Records to process:
+===+

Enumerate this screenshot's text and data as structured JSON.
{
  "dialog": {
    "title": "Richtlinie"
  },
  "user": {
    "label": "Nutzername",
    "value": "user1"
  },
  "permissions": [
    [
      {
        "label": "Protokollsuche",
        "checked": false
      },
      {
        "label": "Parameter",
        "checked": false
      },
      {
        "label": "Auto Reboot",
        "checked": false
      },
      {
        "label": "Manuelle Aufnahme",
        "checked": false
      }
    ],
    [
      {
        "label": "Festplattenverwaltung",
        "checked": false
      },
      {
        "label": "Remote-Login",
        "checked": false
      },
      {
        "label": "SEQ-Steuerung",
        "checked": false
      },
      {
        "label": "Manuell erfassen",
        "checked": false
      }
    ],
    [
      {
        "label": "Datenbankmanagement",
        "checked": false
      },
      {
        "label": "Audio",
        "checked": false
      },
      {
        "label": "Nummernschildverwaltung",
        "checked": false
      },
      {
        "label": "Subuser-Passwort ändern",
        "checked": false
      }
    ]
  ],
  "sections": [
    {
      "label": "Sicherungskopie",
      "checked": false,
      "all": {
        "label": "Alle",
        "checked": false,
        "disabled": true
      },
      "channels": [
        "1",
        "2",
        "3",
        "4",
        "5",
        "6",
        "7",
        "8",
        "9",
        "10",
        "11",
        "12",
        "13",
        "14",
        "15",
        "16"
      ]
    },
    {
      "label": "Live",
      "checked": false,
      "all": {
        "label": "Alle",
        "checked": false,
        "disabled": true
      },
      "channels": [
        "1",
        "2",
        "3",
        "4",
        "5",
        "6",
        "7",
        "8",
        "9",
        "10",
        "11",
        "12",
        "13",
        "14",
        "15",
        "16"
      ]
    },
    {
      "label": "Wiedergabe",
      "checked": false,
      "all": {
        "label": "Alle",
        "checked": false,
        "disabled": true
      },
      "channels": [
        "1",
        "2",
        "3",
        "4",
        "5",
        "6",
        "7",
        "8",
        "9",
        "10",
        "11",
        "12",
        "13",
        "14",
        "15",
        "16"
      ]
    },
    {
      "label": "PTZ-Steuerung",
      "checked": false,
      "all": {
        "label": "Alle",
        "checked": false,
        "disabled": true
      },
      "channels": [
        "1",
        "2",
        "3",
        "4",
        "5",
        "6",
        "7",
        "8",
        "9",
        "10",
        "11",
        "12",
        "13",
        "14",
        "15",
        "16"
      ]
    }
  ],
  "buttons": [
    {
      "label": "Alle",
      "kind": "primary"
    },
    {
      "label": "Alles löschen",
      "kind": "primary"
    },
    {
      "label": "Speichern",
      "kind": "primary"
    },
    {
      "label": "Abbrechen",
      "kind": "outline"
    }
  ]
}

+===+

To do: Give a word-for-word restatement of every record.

Solution:
Enumerate this screenshot's text and data as structured JSON.
{
  "dialog": {
    "title": "Richtlinie"
  },
  "user": {
    "label": "Nutzername",
    "value": "user1"
  },
  "permissions": [
    [
      {
        "label": "Protokollsuche",
        "checked": false
      },
      {
        "label": "Parameter",
        "checked": false
      },
      {
        "label": "Auto Reboot",
        "checked": false
      },
      {
        "label": "Manuelle Aufnahme",
        "checked": false
      }
    ],
    [
      {
        "label": "Festplattenverwaltung",
        "checked": false
      },
      {
        "label": "Remote-Login",
        "checked": false
      },
      {
        "label": "SEQ-Steuerung",
        "checked": false
      },
      {
        "label": "Manuell erfassen",
        "checked": false
      }
    ],
    [
      {
        "label": "Datenbankmanagement",
        "checked": false
      },
      {
        "label": "Audio",
        "checked": false
      },
      {
        "label": "Nummernschildverwaltung",
        "checked": false
      },
      {
        "label": "Subuser-Passwort ändern",
        "checked": false
      }
    ]
  ],
  "sections": [
    {
      "label": "Sicherungskopie",
      "checked": false,
      "all": {
        "label": "Alle",
        "checked": false,
        "disabled": true
      },
      "channels": [
        "1",
        "2",
        "3",
        "4",
        "5",
        "6",
        "7",
        "8",
        "9",
        "10",
        "11",
        "12",
        "13",
        "14",
        "15",
        "16"
      ]
    },
    {
      "label": "Live",
      "checked": false,
      "all": {
        "label": "Alle",
        "checked": false,
        "disabled": true
      },
      "channels": [
        "1",
        "2",
        "3",
        "4",
        "5",
        "6",
        "7",
        "8",
        "9",
        "10",
        "11",
        "12",
        "13",
        "14",
        "15",
        "16"
      ]
    },
    {
      "label": "Wiedergabe",
      "checked": false,
      "all": {
        "label": "Alle",
        "checked": false,
        "disabled": true
      },
      "channels": [
        "1",
        "2",
        "3",
        "4",
        "5",
        "6",
        "7",
        "8",
        "9",
        "10",
        "11",
        "12",
        "13",
        "14",
        "15",
        "16"
      ]
    },
    {
      "label": "PTZ-Steuerung",
      "checked": false,
      "all": {
        "label": "Alle",
        "checked": false,
        "disabled": true
      },
      "channels": [
        "1",
        "2",
        "3",
        "4",
        "5",
        "6",
        "7",
        "8",
        "9",
        "10",
        "11",
        "12",
        "13",
        "14",
        "15",
        "16"
      ]
    }
  ],
  "buttons": [
    {
      "label": "Alle",
      "kind": "primary"
    },
    {
      "label": "Alles löschen",
      "kind": "primary"
    },
    {
      "label": "Speichern",
      "kind": "primary"
    },
    {
      "label": "Abbrechen",
      "kind": "outline"
    }
  ]
}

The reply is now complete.